To help understand and shape the future world of work, the German Federal Ministry for Labour and Social Affairs launched the Dialogue Process “Work 4.0” in April 2015. We want to exchange ideas about the future of work with experts from academia, business associations, and unions, with practitioners, and with the public at large. To get the ball rolling, my ministry has published a Green Paper Work 4.0 outlining the major challenges. This paper is the basis for the discussions we are currently having with all key stakeholders. In late 2016 we will bring together the results of these discussions in the form of a White Paper. While I am aware of the risks, I am also interested in the opportunities digitalisation offers for our economy and for employees in Germany.
At this point, we have come to realise that technology alone will not create good jobs for everyone. I believe that a successful transformation towards a digitalised world of work may offer enormous economic and social benefits. However, the process is not a matter of course: it must be shaped by all stakeholders.”
“The past five or six years have seen an explosion of political initiatives around the globe in which tech-minded actors of various kinds (including geeks, hackers, bloggers, tech journalists, digital rights lawyers, and Pirate politicians) have played leading parts. From whistleblowing to online protests, from occupied squares to anti-establishment parties, their political actions can no longer be ignored, particularly following Edward Snowden’s revelations about the mass digital surveillance capabilities of the US National Security Agency (NSA) and allied agencies.
In my writings, I use the term freedom technologists to refer to those political actors — both individual and collective — who combine technological know-how with political acumen to pursue greater digital and democratic freedoms. Indeed, freedom technologists regard the fate of the internet and of human freedom as being inextricably entwined. Far from being the techno-utopian dreamers or ineffectual “slacktivists” of a certain strand of internet punditry, my anthropological research shows that most of them are, in fact, techno-pragmatists; that is, they take a highly practical view of the limits and possibilities of new technologies for political change.”
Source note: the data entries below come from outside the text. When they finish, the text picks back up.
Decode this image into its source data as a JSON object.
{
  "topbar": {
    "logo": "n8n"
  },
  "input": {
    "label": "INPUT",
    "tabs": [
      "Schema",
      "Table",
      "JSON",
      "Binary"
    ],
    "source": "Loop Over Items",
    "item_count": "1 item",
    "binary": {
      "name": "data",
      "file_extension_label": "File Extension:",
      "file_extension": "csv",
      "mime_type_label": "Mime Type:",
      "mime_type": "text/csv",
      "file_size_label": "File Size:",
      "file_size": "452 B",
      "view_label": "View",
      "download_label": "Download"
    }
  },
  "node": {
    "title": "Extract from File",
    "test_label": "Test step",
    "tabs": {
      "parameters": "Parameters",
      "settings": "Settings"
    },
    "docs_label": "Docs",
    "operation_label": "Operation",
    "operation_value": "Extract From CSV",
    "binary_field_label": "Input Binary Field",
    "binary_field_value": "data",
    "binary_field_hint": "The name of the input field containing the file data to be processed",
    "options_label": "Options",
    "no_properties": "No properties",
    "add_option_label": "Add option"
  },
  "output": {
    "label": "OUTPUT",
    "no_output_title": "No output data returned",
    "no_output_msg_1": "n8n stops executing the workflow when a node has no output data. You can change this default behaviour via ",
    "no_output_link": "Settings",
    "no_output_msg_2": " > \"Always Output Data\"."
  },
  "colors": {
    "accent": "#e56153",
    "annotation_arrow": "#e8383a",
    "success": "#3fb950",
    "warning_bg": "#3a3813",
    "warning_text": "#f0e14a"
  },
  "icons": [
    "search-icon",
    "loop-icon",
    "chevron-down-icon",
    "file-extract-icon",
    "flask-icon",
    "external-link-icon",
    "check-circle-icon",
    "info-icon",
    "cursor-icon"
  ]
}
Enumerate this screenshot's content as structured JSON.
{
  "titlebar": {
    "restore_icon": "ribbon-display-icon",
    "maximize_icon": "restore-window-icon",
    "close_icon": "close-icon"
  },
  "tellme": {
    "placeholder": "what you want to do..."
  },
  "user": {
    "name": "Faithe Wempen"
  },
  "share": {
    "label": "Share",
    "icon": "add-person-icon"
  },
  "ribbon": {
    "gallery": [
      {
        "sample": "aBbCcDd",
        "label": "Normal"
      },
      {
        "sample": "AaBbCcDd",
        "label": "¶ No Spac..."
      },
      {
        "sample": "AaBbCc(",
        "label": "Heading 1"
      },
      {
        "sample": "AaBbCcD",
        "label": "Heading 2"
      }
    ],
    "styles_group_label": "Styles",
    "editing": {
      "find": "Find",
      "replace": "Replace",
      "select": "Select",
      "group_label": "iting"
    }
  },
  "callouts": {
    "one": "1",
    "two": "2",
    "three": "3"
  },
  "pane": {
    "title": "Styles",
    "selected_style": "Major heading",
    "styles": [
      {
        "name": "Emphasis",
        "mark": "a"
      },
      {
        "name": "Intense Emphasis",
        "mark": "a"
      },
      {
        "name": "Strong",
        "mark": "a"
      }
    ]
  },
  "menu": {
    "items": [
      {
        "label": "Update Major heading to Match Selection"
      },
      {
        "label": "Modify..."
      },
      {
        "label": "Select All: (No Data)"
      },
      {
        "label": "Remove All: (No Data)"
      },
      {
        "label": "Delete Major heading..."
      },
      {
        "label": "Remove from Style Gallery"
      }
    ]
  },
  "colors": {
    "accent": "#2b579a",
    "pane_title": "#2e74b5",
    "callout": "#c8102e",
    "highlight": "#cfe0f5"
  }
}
“I am very excited to announce the release of my new short film “Technology versus Humanity”. This film marks the beginning of a new period for me, with much of my future work focusing on the topic of how exponential technological changes are changing what and who we are, as humans, where this is going in the next 15 years, and what we need to do, TODAY, to make sure that these changes will indeed be beneficial to us.
For this film, I was very fortunate to be able to team up with Story7 and Jean Francois Cardella as producer and director, and Jeremy Joly as DOP. They made this film very special – thanks! We shot most of the footage in Cannes and the surrounding area – see some of the pics below. If you like this movie, please share it and spread the word, or submit a comment below and let me know what you think. Thanks! New hashtag as of today: #techversushuman”
“Aldous Huxley (July 16, 1894–November 22, 1963) — author of the classic Brave New World, little-known children’s book wordsmith, staple of Carl Sagan’s reading list — would have been 118 today. To celebrate his mind and his legacy, here is a rare 1958 conversation with Mike Wallace — the same masterful interviewer who also offered rare glimpses into the minds of Salvador Dalí and Ayn Rand — in which Huxley predicts the “fictional world of horror” depicted in Brave New World is just around the corner for humanity. He explains how overpopulation is among the greatest threats to our freedom, admonishes against the effects of advertising on children, and, more than half a century before Occupy Wall Street, outlines how global economic destabilization will incite widespread social unrest.”